- **Exercise data**:

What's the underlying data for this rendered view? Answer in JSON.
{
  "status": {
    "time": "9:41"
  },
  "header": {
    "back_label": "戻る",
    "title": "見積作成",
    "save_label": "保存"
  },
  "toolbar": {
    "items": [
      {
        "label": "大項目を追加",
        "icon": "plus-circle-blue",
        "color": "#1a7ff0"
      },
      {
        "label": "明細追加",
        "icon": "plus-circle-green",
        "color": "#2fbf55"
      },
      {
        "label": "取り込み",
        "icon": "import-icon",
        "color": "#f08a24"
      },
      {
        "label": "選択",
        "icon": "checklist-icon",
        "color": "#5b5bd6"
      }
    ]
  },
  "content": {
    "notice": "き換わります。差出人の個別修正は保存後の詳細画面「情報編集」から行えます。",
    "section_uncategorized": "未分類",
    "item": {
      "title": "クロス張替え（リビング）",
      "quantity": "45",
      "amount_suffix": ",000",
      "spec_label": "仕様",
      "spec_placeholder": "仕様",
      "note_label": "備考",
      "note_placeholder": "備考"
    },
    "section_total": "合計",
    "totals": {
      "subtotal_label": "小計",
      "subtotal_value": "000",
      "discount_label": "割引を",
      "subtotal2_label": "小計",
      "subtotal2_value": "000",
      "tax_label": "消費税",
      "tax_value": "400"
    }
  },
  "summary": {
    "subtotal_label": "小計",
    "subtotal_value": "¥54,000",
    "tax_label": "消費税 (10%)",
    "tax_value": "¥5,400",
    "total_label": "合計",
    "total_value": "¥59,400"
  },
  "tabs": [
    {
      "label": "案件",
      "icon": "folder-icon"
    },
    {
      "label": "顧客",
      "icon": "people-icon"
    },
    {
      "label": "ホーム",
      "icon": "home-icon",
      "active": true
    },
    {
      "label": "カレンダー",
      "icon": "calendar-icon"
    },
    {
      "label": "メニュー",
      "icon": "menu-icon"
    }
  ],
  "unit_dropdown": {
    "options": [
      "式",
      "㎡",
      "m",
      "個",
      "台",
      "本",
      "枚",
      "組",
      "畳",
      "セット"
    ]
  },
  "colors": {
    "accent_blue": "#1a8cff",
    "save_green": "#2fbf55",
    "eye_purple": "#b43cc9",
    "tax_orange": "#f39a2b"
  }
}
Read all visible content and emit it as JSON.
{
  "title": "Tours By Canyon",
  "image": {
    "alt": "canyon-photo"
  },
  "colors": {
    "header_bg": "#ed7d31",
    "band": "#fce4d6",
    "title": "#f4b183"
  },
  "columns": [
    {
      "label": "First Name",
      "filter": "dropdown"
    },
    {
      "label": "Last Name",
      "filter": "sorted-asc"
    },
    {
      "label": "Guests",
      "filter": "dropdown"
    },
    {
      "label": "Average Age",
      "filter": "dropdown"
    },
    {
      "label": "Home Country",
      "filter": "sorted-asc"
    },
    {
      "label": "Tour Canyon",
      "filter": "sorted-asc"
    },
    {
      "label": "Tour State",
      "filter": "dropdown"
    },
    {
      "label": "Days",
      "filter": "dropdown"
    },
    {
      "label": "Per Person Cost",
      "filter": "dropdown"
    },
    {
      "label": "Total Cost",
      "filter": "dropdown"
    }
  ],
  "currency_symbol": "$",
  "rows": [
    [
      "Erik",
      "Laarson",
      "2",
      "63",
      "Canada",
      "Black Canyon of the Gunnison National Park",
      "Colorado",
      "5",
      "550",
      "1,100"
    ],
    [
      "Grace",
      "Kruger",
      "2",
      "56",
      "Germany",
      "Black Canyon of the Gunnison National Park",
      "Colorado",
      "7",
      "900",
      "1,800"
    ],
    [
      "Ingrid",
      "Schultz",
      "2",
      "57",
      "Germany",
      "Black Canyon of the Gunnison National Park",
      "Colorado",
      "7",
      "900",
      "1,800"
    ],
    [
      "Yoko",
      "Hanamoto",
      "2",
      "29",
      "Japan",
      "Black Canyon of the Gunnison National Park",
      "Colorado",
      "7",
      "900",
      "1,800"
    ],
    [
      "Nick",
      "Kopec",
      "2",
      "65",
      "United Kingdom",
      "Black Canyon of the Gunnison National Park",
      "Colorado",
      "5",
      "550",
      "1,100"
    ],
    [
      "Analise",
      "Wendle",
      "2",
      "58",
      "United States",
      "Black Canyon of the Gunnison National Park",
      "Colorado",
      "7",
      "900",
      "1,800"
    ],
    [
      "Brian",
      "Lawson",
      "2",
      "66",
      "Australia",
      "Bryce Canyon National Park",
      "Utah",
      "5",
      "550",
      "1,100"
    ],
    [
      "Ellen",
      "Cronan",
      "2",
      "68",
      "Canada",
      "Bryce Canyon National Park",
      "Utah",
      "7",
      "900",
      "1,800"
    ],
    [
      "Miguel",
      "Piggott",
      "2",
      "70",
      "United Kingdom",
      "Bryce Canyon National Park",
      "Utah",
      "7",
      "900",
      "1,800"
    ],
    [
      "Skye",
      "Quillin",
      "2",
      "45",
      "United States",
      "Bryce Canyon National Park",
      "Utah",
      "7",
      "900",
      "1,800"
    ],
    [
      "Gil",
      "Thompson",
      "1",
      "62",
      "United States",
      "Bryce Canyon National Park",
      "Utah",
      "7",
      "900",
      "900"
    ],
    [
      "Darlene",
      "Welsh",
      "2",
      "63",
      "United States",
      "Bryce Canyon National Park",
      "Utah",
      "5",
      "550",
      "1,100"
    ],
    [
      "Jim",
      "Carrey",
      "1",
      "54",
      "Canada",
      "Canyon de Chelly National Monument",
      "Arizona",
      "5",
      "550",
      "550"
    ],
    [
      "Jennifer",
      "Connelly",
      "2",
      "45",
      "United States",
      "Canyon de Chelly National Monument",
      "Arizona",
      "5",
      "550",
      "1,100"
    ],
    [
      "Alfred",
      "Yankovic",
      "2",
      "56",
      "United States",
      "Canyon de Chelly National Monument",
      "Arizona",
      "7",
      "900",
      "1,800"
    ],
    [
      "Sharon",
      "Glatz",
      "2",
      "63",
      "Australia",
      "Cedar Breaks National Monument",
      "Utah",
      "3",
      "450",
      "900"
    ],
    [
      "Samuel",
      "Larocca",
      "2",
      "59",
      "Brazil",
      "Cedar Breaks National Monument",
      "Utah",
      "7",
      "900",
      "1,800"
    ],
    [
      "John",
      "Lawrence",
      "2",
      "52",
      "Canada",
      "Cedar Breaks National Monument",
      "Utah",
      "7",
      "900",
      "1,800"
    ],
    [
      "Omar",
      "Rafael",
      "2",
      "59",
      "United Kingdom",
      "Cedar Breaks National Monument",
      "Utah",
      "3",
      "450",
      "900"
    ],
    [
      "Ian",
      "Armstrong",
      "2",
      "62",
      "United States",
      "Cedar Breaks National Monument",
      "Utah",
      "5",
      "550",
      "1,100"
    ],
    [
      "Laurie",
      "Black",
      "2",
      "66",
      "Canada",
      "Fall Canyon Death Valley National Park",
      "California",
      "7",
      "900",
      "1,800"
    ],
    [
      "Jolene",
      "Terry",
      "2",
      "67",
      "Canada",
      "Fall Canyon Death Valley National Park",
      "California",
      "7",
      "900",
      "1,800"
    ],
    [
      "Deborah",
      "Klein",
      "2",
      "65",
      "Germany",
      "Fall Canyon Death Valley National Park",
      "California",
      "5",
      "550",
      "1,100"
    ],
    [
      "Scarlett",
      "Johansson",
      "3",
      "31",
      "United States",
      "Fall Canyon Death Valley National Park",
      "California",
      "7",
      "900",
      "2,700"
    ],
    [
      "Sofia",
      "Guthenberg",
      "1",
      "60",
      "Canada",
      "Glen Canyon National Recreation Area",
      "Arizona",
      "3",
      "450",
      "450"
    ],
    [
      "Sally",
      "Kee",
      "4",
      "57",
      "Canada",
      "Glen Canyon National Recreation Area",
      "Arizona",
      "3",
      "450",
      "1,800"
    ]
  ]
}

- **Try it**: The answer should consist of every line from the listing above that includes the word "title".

- **Exercise answer**:
    "title": "見積作成",
      "title": "クロス張替え（リビング）",
  "title": "Tours By Canyon",
    "title": "#f4b183"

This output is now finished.